The needs of a growing Texas collide with reelection pressures as the Republican-led Legislature struggles to reach consensus
The latest University of Texas/Texas Politics Project Poll found a striking degree of aggregate, bi-partisan support for the more fundamental policy proposals that are currently mired in various parts of the legislative process. Texas voters expressed their strongest and most widespread support for legislative action in response to problems that have affected many Texans’ daily lives in recent years: reliable power in their homes and businesses, access to clean water, the safety of students and teachers in Texas schools, and relief from property taxes driven up by steep, consistent growth in real estate values.
New UT/Texas Politics Project Poll: Most Texans look to Republican leaders to resolve differences, deliver on major priorities
The latest University of Texas/Texas Politics Project Poll finds large majorities of Texans saying that it’s important for the legislature to improve the reliability of the state’s energy grid and water supply while reducing property taxes – even as disagreements among the state’s Republican leadership about how to accomplish some of these goals, particularly property tax reduction, but also grid reliability, continue to boil over in public.
The poll reveals much less agreement and more partisan division in opinions about what the legislature needs to accomplish, and in response to specific policy proposals, especially on social and cultural issues that continue to roil politics across the nation, including abortion, transgender rights, and education.
Political chatter about a grassroots uprising against the water funding measure on the November ballot appears to be overblown.
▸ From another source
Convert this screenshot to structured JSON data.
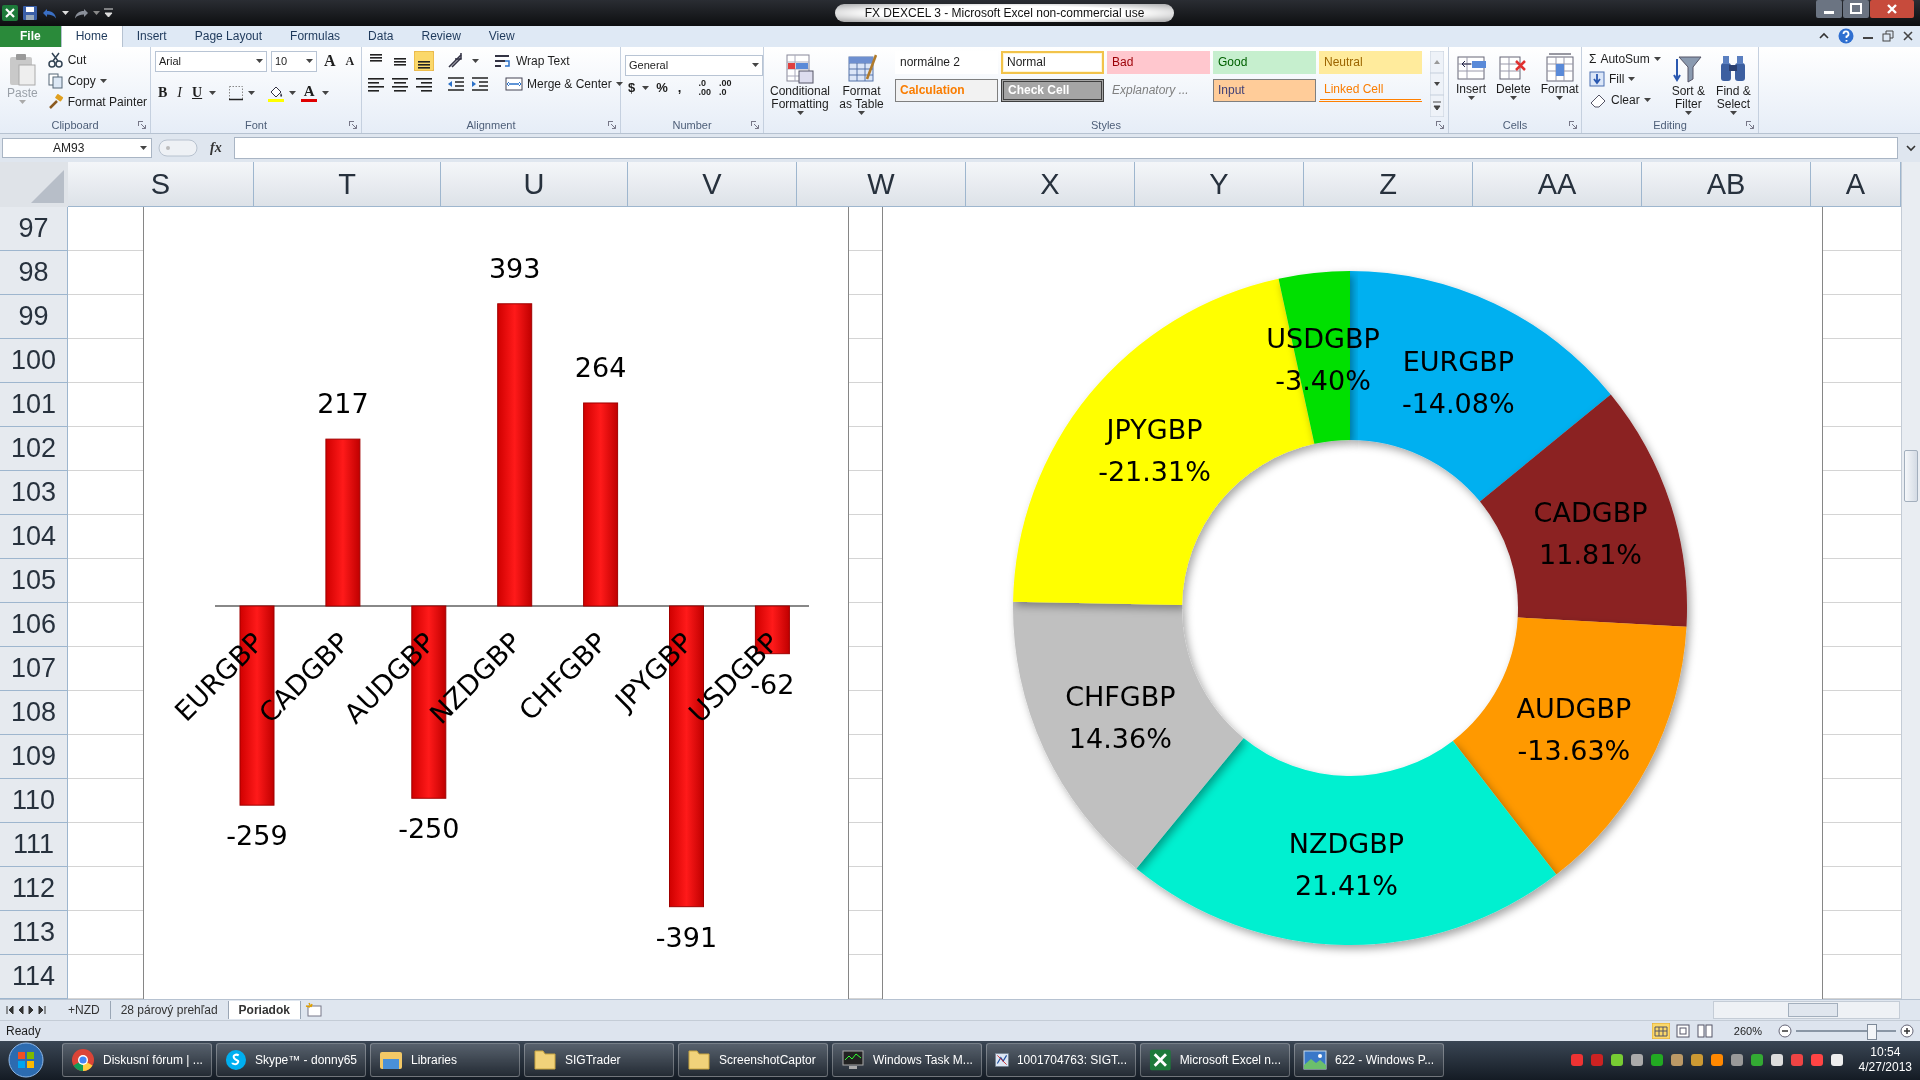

Polling indicates a fair amount of Tea Party support for that constitutional amendment.
Texas voter turnout is low, but for constitutional amendments like the one next month, turnout is often very, very low. So how do you figure out which poll respondents deserve your attention?
The rough seas that sank the Texas House's attempt to fund the state water plan on Monday night with a $2 billion draw on the Rainy Day Fund highlighted the limits of consensus on both how to pay for water development and whether it's a top priority.
Despite water’s saturation of the political priority list, the public still appears ambivalent about Texas’ water needs and out of step with state legislators on how to pay for it, according to the latest UT/Texas Tribune Poll.
Water has emerged as the top infrastructure issue before the 83rd Legislature — an issue that appears to be more important to lawmakers than to most of the people they represent.